[Records contained in a dataset]
○ ○ ○ ○ ○

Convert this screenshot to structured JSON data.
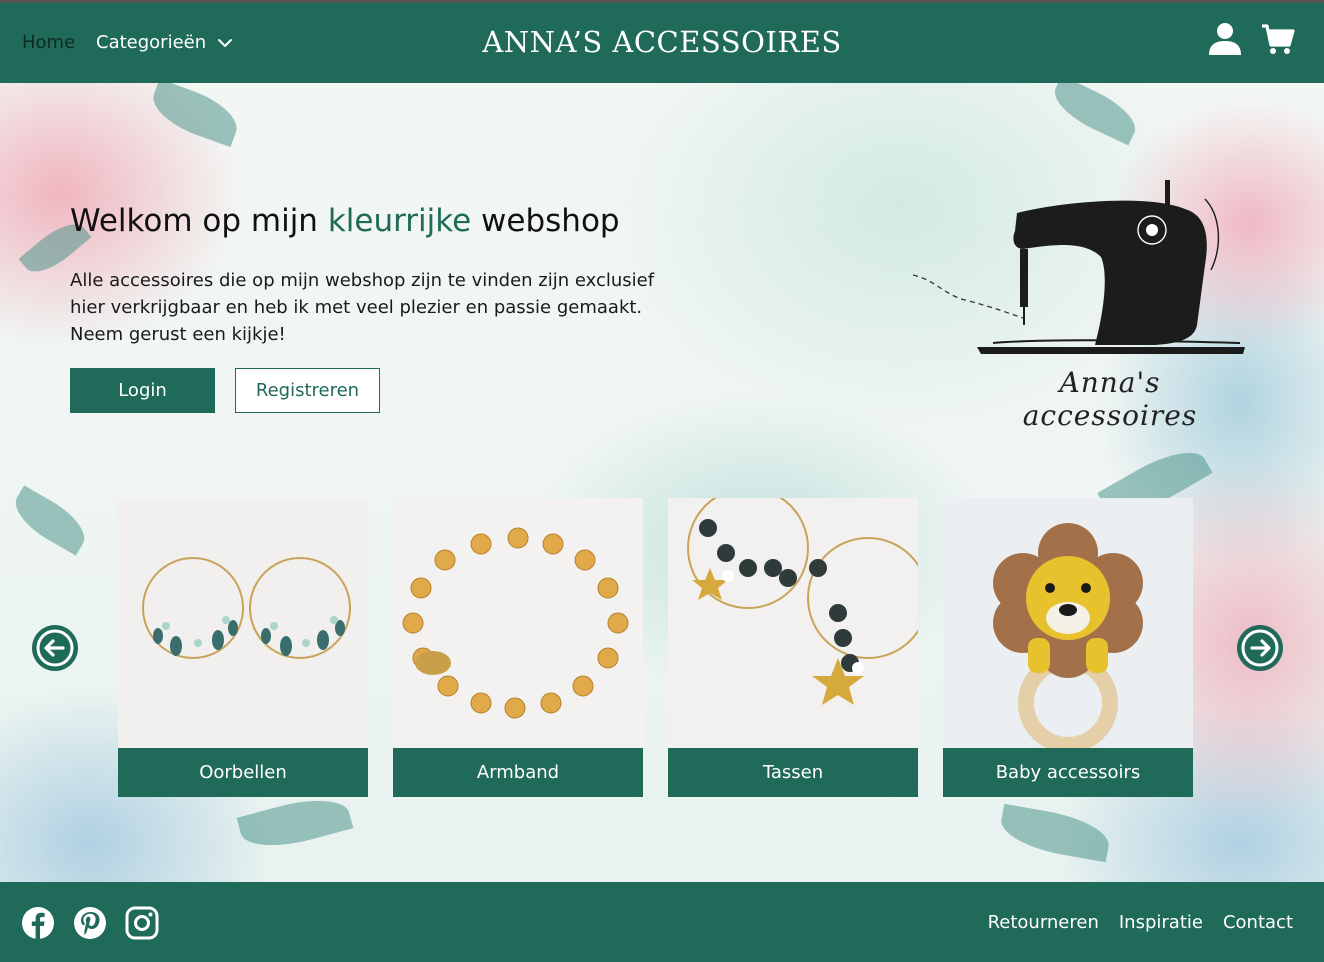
{
  "header": {
    "brand": "ANNA’S ACCESSOIRES",
    "nav": {
      "home": "Home",
      "categories": "Categorieën"
    },
    "icons": {
      "user": "user-icon",
      "cart": "cart-icon",
      "chevron": "chevron-down-icon"
    }
  },
  "hero": {
    "title_prefix": "Welkom op mijn ",
    "title_accent": "kleurrijke",
    "title_suffix": " webshop",
    "text": "Alle accessoires die op mijn webshop zijn te vinden zijn exclusief hier verkrijgbaar en heb ik met veel plezier en passie gemaakt. Neem gerust een kijkje!",
    "login_label": "Login",
    "register_label": "Registreren",
    "logo_text": "Anna's accessoires"
  },
  "carousel": {
    "items": [
      {
        "label": "Oorbellen"
      },
      {
        "label": "Armband"
      },
      {
        "label": "Tassen"
      },
      {
        "label": "Baby accessoirs"
      }
    ]
  },
  "footer": {
    "social": [
      "facebook-icon",
      "pinterest-icon",
      "instagram-icon"
    ],
    "links": [
      "Retourneren",
      "Inspiratie",
      "Contact"
    ]
  },
  "colors": {
    "brand_green": "#1f6a59",
    "white": "#ffffff"
  }
}
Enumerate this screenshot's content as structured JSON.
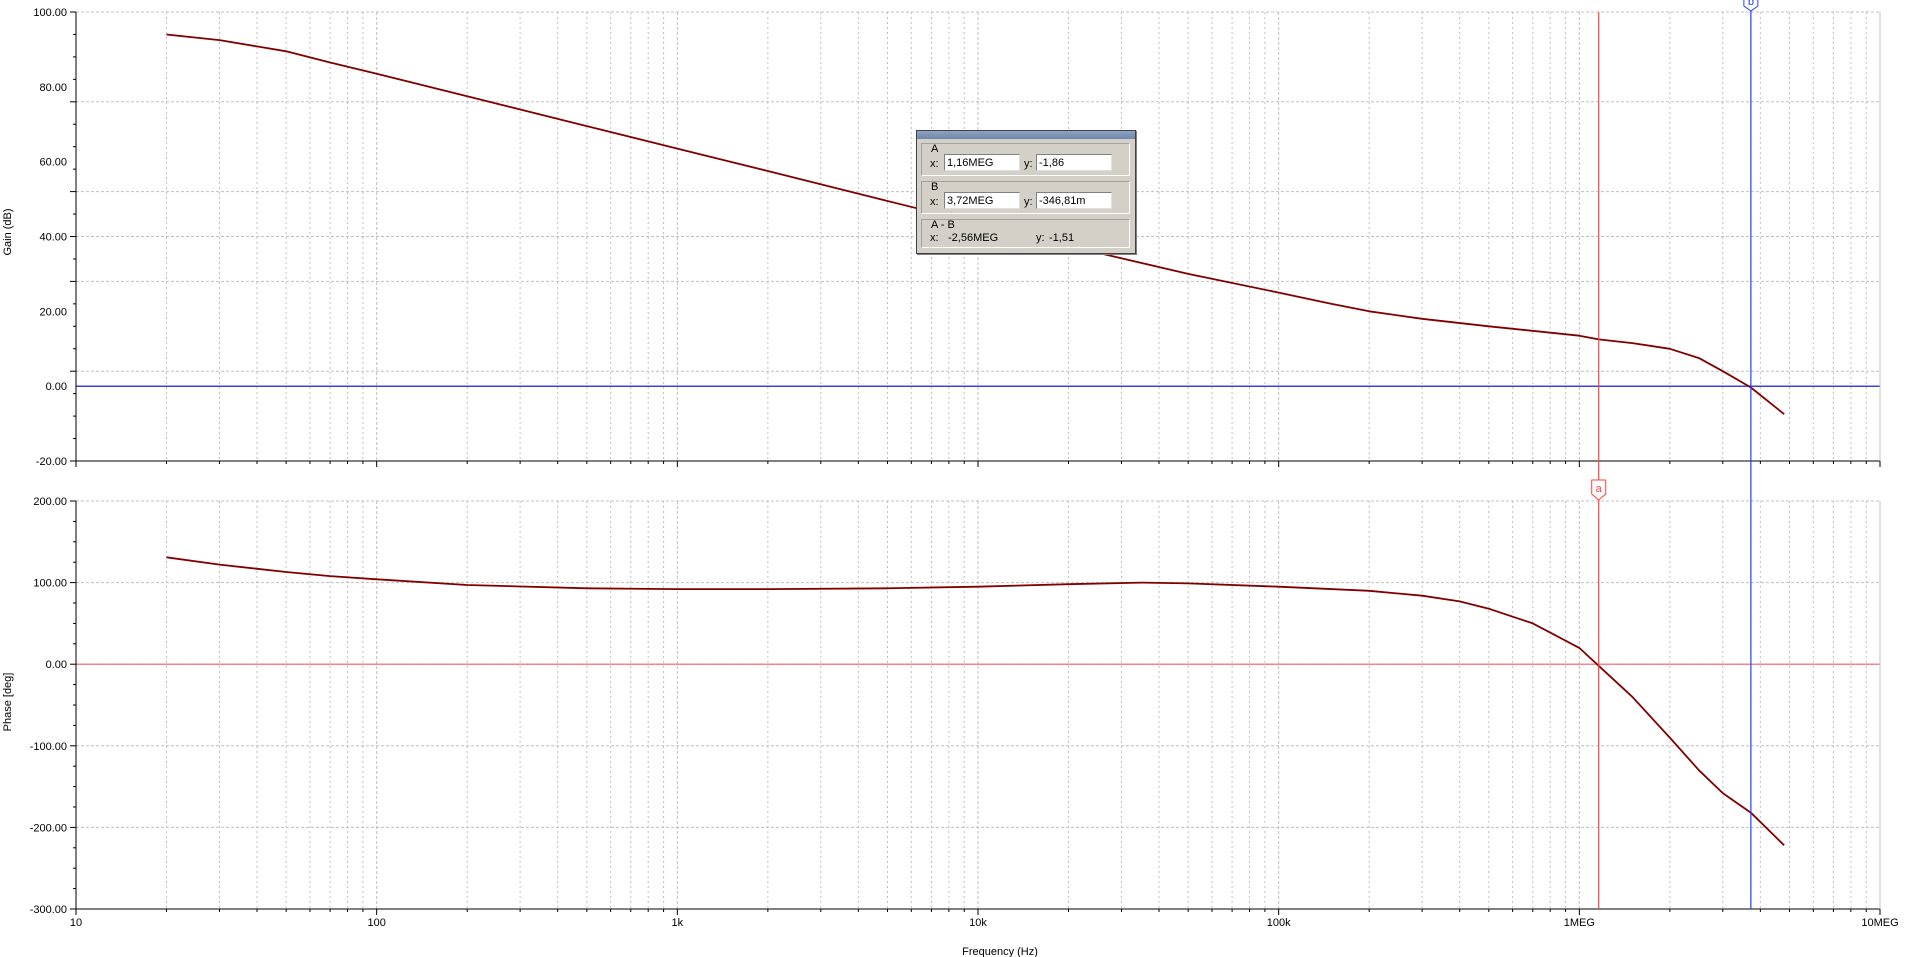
{
  "chart_data": [
    {
      "type": "line",
      "title": "",
      "xlabel": "",
      "ylabel": "Gain (dB)",
      "xscale": "log",
      "xlim": [
        10,
        10000000
      ],
      "ylim": [
        -20,
        100
      ],
      "ytick_labels": [
        "100.00",
        "80.00",
        "60.00",
        "40.00",
        "20.00",
        "0.00",
        "-20.00"
      ],
      "yticks": [
        100,
        80,
        60,
        40,
        20,
        0,
        -20
      ],
      "grid": true,
      "colors": {
        "trace": "#800000",
        "zero_line": "#0000cc",
        "grid": "#c0c0c0"
      },
      "series": [
        {
          "x": [
            20,
            30,
            50,
            70,
            100,
            200,
            500,
            1000,
            2000,
            5000,
            10000,
            20000,
            50000,
            100000,
            150000,
            200000,
            300000,
            500000,
            1000000,
            1160000,
            1500000,
            2000000,
            2500000,
            3000000,
            3720000,
            4800000
          ],
          "y": [
            94,
            92.5,
            89.5,
            86.5,
            83.5,
            77.5,
            69.5,
            63.5,
            57.5,
            49.5,
            43.5,
            37.5,
            30,
            25,
            22,
            20,
            18,
            16,
            13.5,
            12.5,
            11.5,
            10,
            7.5,
            4,
            -0.35,
            -7.5
          ]
        }
      ]
    },
    {
      "type": "line",
      "title": "",
      "xlabel": "Frequency (Hz)",
      "ylabel": "Phase [deg]",
      "xscale": "log",
      "xlim": [
        10,
        10000000
      ],
      "ylim": [
        -300,
        200
      ],
      "xtick_labels": [
        "10",
        "100",
        "1k",
        "10k",
        "100k",
        "1MEG",
        "10MEG"
      ],
      "xticks": [
        10,
        100,
        1000,
        10000,
        100000,
        1000000,
        10000000
      ],
      "ytick_labels": [
        "200.00",
        "100.00",
        "0.00",
        "-100.00",
        "-200.00",
        "-300.00"
      ],
      "yticks": [
        200,
        100,
        0,
        -100,
        -200,
        -300
      ],
      "grid": true,
      "colors": {
        "trace": "#800000",
        "zero_line": "#ff6060",
        "grid": "#c0c0c0"
      },
      "series": [
        {
          "x": [
            20,
            30,
            50,
            70,
            100,
            200,
            500,
            1000,
            2000,
            5000,
            10000,
            20000,
            35000,
            50000,
            100000,
            200000,
            300000,
            400000,
            500000,
            700000,
            1000000,
            1160000,
            1500000,
            2000000,
            2500000,
            3000000,
            3720000,
            4800000
          ],
          "y": [
            131,
            122,
            113,
            108,
            104,
            97,
            93,
            92,
            92,
            93,
            95,
            98,
            100,
            99,
            95,
            90,
            84,
            77,
            68,
            50,
            20,
            -2,
            -40,
            -90,
            -130,
            -158,
            -182,
            -222
          ]
        }
      ]
    }
  ],
  "cursors": {
    "a": {
      "label": "a",
      "x": 1160000,
      "color": "#ff4040"
    },
    "b": {
      "label": "b",
      "x": 3720000,
      "color": "#2040ff"
    }
  },
  "cursor_panel": {
    "a": {
      "caption": "A",
      "x_label": "x:",
      "x_value": "1,16MEG",
      "y_label": "y:",
      "y_value": "-1,86"
    },
    "b": {
      "caption": "B",
      "x_label": "x:",
      "x_value": "3,72MEG",
      "y_label": "y:",
      "y_value": "-346,81m"
    },
    "diff": {
      "caption": "A - B",
      "x_label": "x:",
      "x_value": "-2,56MEG",
      "y_label": "y:",
      "y_value": "-1,51"
    }
  }
}
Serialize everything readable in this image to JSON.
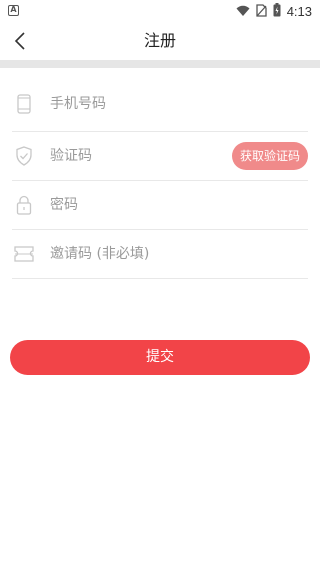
{
  "status_bar": {
    "left_icon": "A",
    "time": "4:13",
    "icons": [
      "wifi-icon",
      "no-sim-icon",
      "battery-charging-icon"
    ]
  },
  "header": {
    "title": "注册",
    "back_icon": "chevron-left-icon"
  },
  "form": {
    "phone": {
      "placeholder": "手机号码",
      "icon": "phone-icon"
    },
    "code": {
      "placeholder": "验证码",
      "icon": "shield-icon",
      "button_label": "获取验证码"
    },
    "password": {
      "placeholder": "密码",
      "icon": "lock-icon"
    },
    "invite": {
      "placeholder": "邀请码 (非必填)",
      "icon": "ticket-icon"
    }
  },
  "submit_label": "提交",
  "colors": {
    "primary": "#f24448",
    "code_button": "#f08a8a",
    "divider": "#e6e6e6",
    "placeholder": "#9a9a9a"
  }
}
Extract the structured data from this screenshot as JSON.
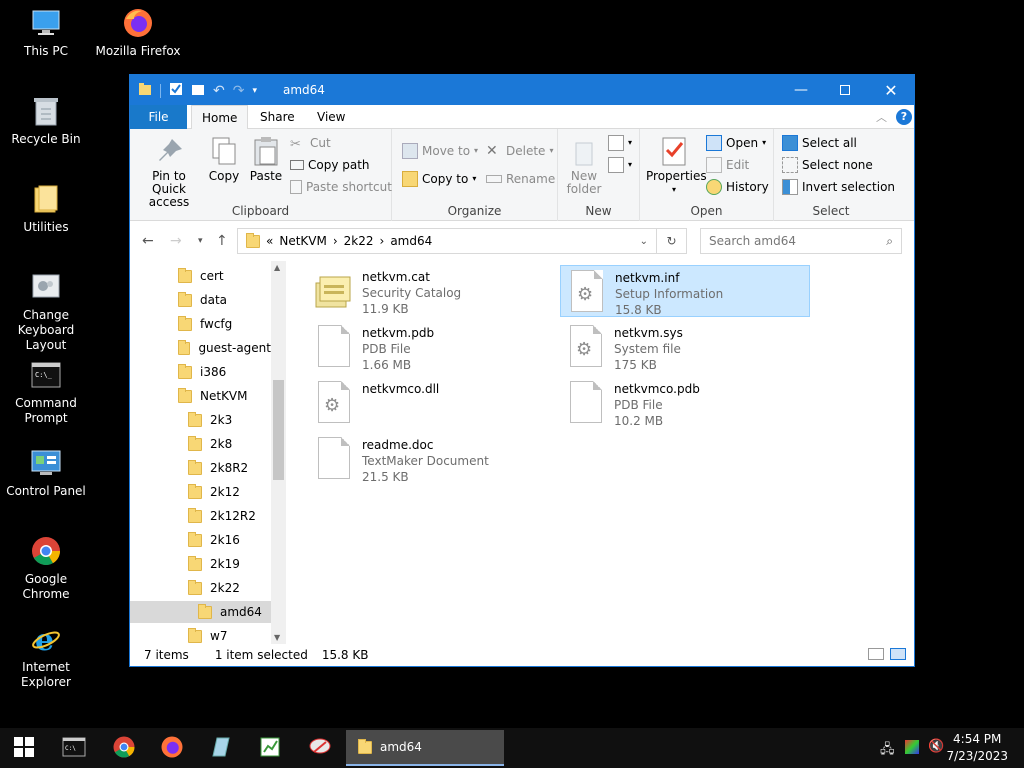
{
  "desktop": {
    "icons": [
      {
        "label": "This PC",
        "icon": "this-pc-icon"
      },
      {
        "label": "Mozilla Firefox",
        "icon": "firefox-icon"
      },
      {
        "label": "Recycle Bin",
        "icon": "recycle-bin-icon"
      },
      {
        "label": "Utilities",
        "icon": "folder-icon"
      },
      {
        "label": "Change Keyboard Layout",
        "icon": "keyboard-layout-icon"
      },
      {
        "label": "Command Prompt",
        "icon": "command-prompt-icon"
      },
      {
        "label": "Control Panel",
        "icon": "control-panel-icon"
      },
      {
        "label": "Google Chrome",
        "icon": "chrome-icon"
      },
      {
        "label": "Internet Explorer",
        "icon": "internet-explorer-icon"
      }
    ]
  },
  "window": {
    "title": "amd64",
    "tabs": {
      "file": "File",
      "home": "Home",
      "share": "Share",
      "view": "View"
    },
    "ribbon": {
      "clipboard": {
        "label": "Clipboard",
        "pin": "Pin to Quick access",
        "copy": "Copy",
        "paste": "Paste",
        "cut": "Cut",
        "copy_path": "Copy path",
        "paste_shortcut": "Paste shortcut"
      },
      "organize": {
        "label": "Organize",
        "move_to": "Move to",
        "copy_to": "Copy to",
        "delete": "Delete",
        "rename": "Rename"
      },
      "new": {
        "label": "New",
        "new_folder": "New folder"
      },
      "open": {
        "label": "Open",
        "properties": "Properties",
        "open": "Open",
        "edit": "Edit",
        "history": "History"
      },
      "select": {
        "label": "Select",
        "select_all": "Select all",
        "select_none": "Select none",
        "invert": "Invert selection"
      }
    },
    "address": {
      "overflow": "«",
      "crumbs": [
        "NetKVM",
        "2k22",
        "amd64"
      ],
      "separator": "›"
    },
    "search": {
      "placeholder": "Search amd64"
    },
    "nav": {
      "items": [
        {
          "label": "cert",
          "level": 0
        },
        {
          "label": "data",
          "level": 0
        },
        {
          "label": "fwcfg",
          "level": 0
        },
        {
          "label": "guest-agent",
          "level": 0
        },
        {
          "label": "i386",
          "level": 0
        },
        {
          "label": "NetKVM",
          "level": 0
        },
        {
          "label": "2k3",
          "level": 1
        },
        {
          "label": "2k8",
          "level": 1
        },
        {
          "label": "2k8R2",
          "level": 1
        },
        {
          "label": "2k12",
          "level": 1
        },
        {
          "label": "2k12R2",
          "level": 1
        },
        {
          "label": "2k16",
          "level": 1
        },
        {
          "label": "2k19",
          "level": 1
        },
        {
          "label": "2k22",
          "level": 1
        },
        {
          "label": "amd64",
          "level": 2,
          "selected": true
        },
        {
          "label": "w7",
          "level": 1
        }
      ]
    },
    "files": [
      {
        "name": "netkvm.cat",
        "type": "Security Catalog",
        "size": "11.9 KB",
        "icon": "security-catalog-icon"
      },
      {
        "name": "netkvm.inf",
        "type": "Setup Information",
        "size": "15.8 KB",
        "icon": "setup-information-icon",
        "selected": true
      },
      {
        "name": "netkvm.pdb",
        "type": "PDB File",
        "size": "1.66 MB",
        "icon": "document-icon"
      },
      {
        "name": "netkvm.sys",
        "type": "System file",
        "size": "175 KB",
        "icon": "system-file-icon"
      },
      {
        "name": "netkvmco.dll",
        "type": "",
        "size": "",
        "icon": "dll-icon"
      },
      {
        "name": "netkvmco.pdb",
        "type": "PDB File",
        "size": "10.2 MB",
        "icon": "document-icon"
      },
      {
        "name": "readme.doc",
        "type": "TextMaker Document",
        "size": "21.5 KB",
        "icon": "document-icon"
      }
    ],
    "status": {
      "count": "7 items",
      "selected": "1 item selected",
      "size": "15.8 KB"
    }
  },
  "taskbar": {
    "active_window": "amd64",
    "time": "4:54 PM",
    "date": "7/23/2023"
  },
  "colors": {
    "accent": "#1b78d7",
    "selection": "#cce8ff",
    "folder": "#f8d775"
  }
}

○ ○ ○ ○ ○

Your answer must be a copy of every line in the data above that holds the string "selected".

# EXPECTED ANSWER:
          "selected": true
        "selected": true
      "selected": "1 item selected",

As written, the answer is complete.